However, it’s important to note that while audiobooks can be a useful supplement to reading, they shouldn’t be considered a replacement. Engaging with text through reading can help improve critical thinking skills and reading speed, which are important for academic and professional success.

What is the impact of audiobooks on children’s literacy and reading skills?

If you want to boost your child’s literacy and reading skills, audiobooks can make a great addition. Listening to audiobooks can help improve comprehension, vocabulary, and pronunciation. This is because audiobooks allow children to hear and learn new words in context, which can be particularly helpful for struggling readers.

Additionally, audiobooks can serve as a valuable tool for children with learning disabilities or visual impairments. So if you’re looking for a fun and effective way to enhance your child’s reading abilities, consider incorporating audiobooks into their routine.

How do audiobooks compare to other forms of media, such as podcasts and radio shows, in terms of cognitive engagement and learning?

When it comes to cognitive engagement and learning, audiobooks are a great option compared to other forms of media like podcasts and radio shows. With audiobooks, you can fully immerse yourself in a story or topic, allowing for a deeper understanding and retention of information. Plus, the act of listening can be a relaxing and enjoyable experience.

However, it’s important to note that audiobooks shouldn’t be seen as a replacement for reading, as actively reading can improve vocabulary, comprehension, and critical thinking skills. So while audiobooks may offer a different type of learning experience, they should be seen as a supplement to reading, not a replacement.

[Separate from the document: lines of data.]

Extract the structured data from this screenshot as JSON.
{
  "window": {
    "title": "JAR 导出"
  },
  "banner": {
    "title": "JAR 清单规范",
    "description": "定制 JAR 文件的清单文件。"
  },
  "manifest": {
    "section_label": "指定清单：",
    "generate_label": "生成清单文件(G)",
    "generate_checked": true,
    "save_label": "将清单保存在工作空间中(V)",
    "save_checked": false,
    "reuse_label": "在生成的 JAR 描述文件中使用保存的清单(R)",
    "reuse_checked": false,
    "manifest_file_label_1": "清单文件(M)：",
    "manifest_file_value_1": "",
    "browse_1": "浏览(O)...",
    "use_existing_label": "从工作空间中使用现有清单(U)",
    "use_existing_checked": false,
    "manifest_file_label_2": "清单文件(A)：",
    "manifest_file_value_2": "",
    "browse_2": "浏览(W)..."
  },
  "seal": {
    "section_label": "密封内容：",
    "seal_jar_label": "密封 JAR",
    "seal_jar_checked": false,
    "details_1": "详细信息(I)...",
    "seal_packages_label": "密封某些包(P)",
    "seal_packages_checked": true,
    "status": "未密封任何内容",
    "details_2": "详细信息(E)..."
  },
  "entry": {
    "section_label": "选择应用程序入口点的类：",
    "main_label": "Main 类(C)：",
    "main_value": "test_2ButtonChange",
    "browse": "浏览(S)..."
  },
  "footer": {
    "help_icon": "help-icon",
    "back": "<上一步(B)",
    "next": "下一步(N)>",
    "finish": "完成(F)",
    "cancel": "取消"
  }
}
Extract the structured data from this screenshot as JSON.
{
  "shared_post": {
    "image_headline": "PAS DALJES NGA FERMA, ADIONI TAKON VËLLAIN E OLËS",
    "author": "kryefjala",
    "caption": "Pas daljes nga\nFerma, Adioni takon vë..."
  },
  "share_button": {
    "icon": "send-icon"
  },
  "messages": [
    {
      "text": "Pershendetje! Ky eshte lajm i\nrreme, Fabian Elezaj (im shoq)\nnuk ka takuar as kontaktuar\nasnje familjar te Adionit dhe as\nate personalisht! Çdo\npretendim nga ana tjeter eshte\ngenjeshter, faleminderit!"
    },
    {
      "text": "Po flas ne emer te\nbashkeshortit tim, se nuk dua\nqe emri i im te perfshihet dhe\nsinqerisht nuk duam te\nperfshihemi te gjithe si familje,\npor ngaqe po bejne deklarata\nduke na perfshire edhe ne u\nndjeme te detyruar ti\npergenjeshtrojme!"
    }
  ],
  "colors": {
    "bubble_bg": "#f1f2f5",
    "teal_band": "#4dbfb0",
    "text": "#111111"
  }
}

So, does listening to audiobooks count as reading? It depends on how you define reading.

While listening and reading both involve processing information, they engage different cognitive processes. Audiobooks can be a great option for people with visual impairments or busy schedules, but they may not be the best choice for everyone.

Ultimately, whether you consider listening to audiobooks as ‘reading’ is up to you. What matters most is that you’re engaging with literature and expanding your knowledge and imagination.

Whether you prefer to read physical books, listen to audiobooks, or do both, the important thing is that you’re making time for reading and reaping the many benefits it has to offer.